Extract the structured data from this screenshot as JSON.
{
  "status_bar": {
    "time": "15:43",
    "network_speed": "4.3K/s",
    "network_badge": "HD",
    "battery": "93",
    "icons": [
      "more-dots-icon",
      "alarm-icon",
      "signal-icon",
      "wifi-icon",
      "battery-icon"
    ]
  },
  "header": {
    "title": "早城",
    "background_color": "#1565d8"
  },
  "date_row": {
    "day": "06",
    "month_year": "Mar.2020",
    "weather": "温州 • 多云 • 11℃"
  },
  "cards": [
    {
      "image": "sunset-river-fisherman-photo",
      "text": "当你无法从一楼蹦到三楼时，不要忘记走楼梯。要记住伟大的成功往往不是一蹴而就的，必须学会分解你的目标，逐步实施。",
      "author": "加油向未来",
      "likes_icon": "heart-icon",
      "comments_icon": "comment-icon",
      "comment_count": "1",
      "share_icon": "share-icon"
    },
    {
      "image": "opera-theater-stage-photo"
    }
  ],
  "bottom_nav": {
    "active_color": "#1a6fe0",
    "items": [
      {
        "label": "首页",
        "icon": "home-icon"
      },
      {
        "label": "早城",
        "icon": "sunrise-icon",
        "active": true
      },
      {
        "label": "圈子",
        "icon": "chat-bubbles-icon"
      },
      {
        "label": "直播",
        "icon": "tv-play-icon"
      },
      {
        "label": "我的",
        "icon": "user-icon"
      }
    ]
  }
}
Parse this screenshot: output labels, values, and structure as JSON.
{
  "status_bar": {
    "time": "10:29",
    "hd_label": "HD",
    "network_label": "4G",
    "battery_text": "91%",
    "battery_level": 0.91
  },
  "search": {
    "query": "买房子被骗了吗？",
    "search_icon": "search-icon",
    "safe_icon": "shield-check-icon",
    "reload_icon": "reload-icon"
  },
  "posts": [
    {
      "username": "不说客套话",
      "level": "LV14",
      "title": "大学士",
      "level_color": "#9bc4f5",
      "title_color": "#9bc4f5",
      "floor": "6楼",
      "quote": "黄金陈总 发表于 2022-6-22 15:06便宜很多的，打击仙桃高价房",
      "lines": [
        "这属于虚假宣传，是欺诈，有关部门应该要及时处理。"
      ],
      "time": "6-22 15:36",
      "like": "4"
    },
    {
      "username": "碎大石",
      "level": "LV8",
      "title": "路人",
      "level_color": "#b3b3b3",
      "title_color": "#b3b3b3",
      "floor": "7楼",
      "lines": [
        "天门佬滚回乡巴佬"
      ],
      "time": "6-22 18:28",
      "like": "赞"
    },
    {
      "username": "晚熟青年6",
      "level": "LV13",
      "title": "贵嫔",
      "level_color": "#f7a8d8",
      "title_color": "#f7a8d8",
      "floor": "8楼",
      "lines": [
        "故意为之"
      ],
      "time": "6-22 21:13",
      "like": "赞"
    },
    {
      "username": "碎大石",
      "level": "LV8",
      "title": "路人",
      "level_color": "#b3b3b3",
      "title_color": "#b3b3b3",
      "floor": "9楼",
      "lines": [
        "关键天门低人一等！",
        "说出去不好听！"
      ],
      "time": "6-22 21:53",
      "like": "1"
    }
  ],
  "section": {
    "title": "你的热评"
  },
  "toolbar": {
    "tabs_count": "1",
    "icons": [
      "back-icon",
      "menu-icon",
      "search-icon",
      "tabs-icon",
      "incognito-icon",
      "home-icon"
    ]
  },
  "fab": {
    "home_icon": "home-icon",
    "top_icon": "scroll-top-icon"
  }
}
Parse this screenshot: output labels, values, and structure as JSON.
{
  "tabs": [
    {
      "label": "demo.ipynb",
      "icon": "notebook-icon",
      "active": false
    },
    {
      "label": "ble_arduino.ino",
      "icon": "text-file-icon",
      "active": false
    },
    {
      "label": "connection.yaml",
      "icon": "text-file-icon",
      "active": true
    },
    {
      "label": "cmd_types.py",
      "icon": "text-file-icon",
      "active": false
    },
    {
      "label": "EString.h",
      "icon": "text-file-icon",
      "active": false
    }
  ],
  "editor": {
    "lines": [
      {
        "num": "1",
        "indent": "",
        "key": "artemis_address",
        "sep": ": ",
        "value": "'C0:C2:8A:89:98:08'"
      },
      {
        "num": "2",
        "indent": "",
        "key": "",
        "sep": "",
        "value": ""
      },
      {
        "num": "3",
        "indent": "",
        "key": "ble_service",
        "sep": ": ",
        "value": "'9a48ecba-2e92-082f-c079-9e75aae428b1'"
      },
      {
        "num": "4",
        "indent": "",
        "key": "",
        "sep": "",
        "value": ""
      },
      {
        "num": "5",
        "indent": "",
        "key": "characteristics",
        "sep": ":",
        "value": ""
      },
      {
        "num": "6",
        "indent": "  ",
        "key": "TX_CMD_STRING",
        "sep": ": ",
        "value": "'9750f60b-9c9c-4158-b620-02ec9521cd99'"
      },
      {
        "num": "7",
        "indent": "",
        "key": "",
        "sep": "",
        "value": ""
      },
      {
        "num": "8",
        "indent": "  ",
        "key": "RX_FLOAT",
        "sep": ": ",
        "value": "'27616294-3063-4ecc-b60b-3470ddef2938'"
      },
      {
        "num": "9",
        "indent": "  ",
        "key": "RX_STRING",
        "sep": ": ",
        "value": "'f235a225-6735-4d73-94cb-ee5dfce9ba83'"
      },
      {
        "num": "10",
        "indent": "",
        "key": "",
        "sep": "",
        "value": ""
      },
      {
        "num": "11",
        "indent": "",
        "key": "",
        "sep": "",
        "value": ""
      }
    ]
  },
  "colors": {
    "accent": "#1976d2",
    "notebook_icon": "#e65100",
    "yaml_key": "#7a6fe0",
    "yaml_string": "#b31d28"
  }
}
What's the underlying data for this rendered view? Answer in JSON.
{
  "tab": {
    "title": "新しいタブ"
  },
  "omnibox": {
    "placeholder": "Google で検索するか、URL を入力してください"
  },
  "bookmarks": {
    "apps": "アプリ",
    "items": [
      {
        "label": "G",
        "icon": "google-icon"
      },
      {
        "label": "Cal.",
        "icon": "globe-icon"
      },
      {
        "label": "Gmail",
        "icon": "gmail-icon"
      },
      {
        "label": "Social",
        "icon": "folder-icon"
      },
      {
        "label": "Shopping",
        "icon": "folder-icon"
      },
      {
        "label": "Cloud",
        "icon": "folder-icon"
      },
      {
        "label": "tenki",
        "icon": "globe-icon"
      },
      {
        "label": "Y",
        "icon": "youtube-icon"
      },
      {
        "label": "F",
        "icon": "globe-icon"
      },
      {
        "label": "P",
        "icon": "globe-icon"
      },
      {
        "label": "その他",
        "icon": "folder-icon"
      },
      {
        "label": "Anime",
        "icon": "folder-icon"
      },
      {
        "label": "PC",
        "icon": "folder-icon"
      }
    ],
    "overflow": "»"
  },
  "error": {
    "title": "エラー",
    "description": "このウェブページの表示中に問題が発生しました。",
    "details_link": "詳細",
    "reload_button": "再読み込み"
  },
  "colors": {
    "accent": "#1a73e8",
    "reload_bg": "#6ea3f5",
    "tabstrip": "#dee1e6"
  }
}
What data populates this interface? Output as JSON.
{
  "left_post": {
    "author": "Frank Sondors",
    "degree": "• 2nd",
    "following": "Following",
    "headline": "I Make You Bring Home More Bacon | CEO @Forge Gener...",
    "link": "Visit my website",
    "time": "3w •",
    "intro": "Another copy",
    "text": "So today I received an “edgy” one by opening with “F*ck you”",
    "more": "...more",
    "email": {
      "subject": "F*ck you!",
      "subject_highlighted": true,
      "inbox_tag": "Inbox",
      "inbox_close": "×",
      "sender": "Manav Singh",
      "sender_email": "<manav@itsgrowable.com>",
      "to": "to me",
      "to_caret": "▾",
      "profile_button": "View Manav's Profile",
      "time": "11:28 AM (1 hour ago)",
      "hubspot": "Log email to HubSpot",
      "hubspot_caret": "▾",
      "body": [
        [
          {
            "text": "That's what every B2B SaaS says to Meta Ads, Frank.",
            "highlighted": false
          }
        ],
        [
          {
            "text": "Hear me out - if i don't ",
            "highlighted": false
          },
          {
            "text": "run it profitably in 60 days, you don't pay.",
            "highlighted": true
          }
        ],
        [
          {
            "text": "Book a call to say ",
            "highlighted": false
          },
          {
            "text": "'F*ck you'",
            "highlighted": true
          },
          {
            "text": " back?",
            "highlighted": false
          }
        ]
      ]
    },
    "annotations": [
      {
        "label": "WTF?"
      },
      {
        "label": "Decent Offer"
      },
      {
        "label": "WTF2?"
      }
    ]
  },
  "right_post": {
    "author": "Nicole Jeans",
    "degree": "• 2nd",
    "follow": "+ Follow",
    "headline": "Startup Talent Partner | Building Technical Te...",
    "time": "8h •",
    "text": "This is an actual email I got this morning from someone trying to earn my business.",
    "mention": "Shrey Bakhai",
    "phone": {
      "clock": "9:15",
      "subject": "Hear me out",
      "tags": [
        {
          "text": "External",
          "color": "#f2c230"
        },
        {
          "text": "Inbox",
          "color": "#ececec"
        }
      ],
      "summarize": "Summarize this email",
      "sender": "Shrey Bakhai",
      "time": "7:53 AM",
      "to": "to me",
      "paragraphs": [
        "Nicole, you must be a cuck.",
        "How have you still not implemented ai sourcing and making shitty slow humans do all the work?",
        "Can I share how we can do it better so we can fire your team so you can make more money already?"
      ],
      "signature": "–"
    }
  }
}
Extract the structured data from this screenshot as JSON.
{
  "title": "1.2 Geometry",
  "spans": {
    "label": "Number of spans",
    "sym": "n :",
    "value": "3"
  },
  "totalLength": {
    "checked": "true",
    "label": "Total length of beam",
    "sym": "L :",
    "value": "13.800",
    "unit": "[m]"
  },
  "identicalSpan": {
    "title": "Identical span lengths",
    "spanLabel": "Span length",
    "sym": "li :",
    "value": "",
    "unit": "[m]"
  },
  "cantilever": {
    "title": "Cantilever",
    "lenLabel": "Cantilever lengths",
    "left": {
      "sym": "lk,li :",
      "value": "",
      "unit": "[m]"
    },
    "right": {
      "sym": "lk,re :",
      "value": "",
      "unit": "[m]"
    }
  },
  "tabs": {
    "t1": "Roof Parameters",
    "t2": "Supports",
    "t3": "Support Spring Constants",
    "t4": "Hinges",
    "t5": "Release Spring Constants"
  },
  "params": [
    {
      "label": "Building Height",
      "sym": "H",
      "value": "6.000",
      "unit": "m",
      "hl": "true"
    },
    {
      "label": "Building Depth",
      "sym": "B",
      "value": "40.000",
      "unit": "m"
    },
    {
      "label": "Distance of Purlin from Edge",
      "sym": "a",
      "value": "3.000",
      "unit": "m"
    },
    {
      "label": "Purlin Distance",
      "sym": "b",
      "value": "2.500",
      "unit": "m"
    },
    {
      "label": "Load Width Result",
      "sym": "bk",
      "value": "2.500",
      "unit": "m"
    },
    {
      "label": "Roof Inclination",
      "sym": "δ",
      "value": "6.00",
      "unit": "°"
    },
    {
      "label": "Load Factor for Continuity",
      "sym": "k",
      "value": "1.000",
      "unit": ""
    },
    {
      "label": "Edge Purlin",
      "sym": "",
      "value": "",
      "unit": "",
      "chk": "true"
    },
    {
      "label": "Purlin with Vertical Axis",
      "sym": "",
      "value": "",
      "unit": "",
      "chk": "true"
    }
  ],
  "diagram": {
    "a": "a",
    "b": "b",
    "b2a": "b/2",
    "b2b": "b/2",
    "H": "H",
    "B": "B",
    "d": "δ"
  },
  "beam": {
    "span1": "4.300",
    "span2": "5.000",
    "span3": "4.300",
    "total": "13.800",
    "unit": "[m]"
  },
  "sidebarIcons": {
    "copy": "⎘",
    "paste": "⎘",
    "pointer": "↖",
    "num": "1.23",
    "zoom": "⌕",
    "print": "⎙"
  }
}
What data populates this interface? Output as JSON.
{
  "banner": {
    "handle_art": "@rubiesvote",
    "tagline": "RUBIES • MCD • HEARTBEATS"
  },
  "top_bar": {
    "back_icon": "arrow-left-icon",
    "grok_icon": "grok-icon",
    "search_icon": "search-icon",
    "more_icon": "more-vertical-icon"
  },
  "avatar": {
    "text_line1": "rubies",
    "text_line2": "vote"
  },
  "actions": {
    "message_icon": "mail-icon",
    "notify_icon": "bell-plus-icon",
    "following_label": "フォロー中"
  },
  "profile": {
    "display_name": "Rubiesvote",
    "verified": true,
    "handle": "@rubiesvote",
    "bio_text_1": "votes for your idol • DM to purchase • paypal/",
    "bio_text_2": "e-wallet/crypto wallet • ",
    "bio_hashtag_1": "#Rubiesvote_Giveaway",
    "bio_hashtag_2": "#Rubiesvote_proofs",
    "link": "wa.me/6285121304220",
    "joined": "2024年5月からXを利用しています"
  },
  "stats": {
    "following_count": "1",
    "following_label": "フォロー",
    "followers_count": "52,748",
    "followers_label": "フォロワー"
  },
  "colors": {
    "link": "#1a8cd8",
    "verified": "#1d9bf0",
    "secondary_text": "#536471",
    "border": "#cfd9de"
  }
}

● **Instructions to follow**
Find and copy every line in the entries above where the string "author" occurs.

● **Answer for the task**
      "author": "加油向未来",
    "author": "Frank Sondors",
    "author": "Nicole Jeans",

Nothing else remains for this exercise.